Exasperate… The word itself sounds exhausting doesn’t it? Webster’s defines exasperate as: to enrage, cause irritation or annoyance or excite the anger of. Ephesians 6:1 tells us not to exasperate our children, but instead to bring them up in the training and instruction of the Lord.
At first blush when I read this verse I thought maybe Paul really meant to tell children not to exasperate their parents, but then the Holy Spirit got a hold of me. No, I’m the exasperater. It brings me no joy in saying that I’ve already exasperated my kids more times than I could count, and they’re not even in double digits yet.
I guess the time that sticks out the most is when, in my anger and frustration, I tried to nag and lecture my then 7-year-old daughter into obeying me. This was one of my classic parenting fails. I attempted to coerce my daughter into behaving the way I want through the use of “God guilt.” I lectured her that she should be trying to make Jesus happy with how she lived and I tried to guilt her into obeying by using the “S Word” – selfish.
Let’s just say my way of parenting did not bring about the intended results. Not only did my daughter not behave the way I wanted her to, but she stuffed a piece of humble pie down my throat in the process. Her response to me was: “Enough with all the ‘God Stuff.’ It’s too much God stuff and it’s not helping!” At that moment, staring at my baby girl, I saw that she was filled with bitterness and rage, and I knew then why God commands us not to exasperate our children. The parenting fail that I demonstrated not only pushed my daughter further from me, but it was pushing her away from God as well. At face value, everything that I told her was accurate, but she was in no place to hear it at that moment. In all honesty, I was in no place to tell it to her.
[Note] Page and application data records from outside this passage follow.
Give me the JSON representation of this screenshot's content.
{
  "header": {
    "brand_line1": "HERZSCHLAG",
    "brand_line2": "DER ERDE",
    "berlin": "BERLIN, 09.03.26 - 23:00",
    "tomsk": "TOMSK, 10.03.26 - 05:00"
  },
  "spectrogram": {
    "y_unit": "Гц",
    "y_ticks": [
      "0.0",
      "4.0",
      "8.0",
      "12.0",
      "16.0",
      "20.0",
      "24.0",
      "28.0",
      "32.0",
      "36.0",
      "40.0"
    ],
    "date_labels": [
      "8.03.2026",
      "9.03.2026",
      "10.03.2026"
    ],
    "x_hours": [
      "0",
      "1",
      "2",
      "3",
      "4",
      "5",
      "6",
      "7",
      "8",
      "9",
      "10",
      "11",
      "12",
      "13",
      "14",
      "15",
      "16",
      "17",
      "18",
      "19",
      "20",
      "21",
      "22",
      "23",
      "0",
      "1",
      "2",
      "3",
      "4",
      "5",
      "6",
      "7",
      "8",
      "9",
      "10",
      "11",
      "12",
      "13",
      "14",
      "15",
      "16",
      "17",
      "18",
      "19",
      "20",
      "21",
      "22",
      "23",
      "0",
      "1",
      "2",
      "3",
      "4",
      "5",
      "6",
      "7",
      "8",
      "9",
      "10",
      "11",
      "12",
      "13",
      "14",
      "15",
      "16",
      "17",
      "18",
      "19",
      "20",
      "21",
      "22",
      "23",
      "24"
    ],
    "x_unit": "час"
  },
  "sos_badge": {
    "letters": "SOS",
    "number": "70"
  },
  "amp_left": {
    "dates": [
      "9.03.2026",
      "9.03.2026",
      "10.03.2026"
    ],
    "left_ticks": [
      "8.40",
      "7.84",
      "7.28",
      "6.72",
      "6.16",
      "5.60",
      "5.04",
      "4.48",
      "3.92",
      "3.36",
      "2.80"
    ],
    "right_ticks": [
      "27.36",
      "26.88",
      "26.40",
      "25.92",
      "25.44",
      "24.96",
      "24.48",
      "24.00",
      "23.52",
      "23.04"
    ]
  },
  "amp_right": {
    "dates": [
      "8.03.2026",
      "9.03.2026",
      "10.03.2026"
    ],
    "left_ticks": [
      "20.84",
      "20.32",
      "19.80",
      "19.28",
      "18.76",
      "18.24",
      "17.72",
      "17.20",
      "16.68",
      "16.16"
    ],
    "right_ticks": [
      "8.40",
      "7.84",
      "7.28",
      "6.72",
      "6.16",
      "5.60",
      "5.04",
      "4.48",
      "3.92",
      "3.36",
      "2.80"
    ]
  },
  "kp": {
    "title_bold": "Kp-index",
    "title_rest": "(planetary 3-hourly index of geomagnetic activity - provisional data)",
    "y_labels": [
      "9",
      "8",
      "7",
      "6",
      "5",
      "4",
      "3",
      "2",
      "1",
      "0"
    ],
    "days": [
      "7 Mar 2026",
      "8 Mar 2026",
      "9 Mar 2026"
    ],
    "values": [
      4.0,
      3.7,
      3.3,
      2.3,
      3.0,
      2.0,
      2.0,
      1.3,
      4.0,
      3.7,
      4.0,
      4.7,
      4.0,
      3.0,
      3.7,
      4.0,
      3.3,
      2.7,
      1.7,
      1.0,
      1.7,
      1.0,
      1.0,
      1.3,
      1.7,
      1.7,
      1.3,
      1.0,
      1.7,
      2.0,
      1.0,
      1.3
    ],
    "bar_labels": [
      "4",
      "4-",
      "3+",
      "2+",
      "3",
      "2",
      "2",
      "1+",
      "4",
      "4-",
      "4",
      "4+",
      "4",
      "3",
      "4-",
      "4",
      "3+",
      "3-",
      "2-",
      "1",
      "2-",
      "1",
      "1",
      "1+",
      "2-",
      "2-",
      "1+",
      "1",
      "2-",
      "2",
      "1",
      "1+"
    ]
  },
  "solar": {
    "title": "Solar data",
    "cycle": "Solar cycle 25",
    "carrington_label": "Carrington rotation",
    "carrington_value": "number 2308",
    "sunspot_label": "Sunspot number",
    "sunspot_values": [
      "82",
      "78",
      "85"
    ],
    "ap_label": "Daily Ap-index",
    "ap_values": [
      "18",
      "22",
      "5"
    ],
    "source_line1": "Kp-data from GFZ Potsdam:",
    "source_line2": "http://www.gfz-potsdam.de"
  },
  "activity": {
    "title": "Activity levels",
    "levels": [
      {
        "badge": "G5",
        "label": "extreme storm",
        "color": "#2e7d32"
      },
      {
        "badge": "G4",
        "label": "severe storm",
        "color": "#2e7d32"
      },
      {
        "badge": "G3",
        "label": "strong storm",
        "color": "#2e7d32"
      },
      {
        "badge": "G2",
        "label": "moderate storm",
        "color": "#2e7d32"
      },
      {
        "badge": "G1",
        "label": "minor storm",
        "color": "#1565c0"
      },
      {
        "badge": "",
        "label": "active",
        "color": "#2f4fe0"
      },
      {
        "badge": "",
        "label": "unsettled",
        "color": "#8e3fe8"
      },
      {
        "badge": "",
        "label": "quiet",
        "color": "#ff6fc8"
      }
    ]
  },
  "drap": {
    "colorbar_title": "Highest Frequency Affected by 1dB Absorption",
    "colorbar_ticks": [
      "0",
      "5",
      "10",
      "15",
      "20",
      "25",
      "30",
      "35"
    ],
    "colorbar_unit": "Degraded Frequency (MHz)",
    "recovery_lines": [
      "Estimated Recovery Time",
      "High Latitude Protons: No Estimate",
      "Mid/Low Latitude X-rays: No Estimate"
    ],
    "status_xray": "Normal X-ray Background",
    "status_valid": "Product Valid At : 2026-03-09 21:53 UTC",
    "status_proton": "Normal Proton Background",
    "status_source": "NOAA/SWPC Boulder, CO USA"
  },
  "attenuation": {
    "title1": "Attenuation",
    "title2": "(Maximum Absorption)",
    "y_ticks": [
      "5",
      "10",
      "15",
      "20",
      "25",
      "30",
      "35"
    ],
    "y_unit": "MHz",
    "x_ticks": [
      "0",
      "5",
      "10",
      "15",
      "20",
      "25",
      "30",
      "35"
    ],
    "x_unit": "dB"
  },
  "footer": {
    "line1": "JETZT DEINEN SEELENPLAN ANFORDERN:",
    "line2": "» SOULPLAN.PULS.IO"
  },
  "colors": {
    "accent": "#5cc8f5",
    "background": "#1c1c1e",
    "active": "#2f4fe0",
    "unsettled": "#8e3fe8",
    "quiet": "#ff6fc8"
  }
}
How could I have handled this situation differently? It all starts and ends with the heart. My heart was not in the right place to discipline my daughter that day, and as parents it is our duty to make sure that our hearts are in the right place. After all, parenting is a 24/7 job.
Instead of keeping my eyes on Christ and looking to please him, I was more concerned with my own desires for peace and quiet. No, I didn’t have my devotions that morning. No, I didn’t take any time to self-reflect or, more importantly, let the Holy Spirit show me where selfishness was seeping into my soul. Instead I tried to parent (and discipline) in my pride and selfishness using only the little power that I possessed on my own. This was a recipe for disaster.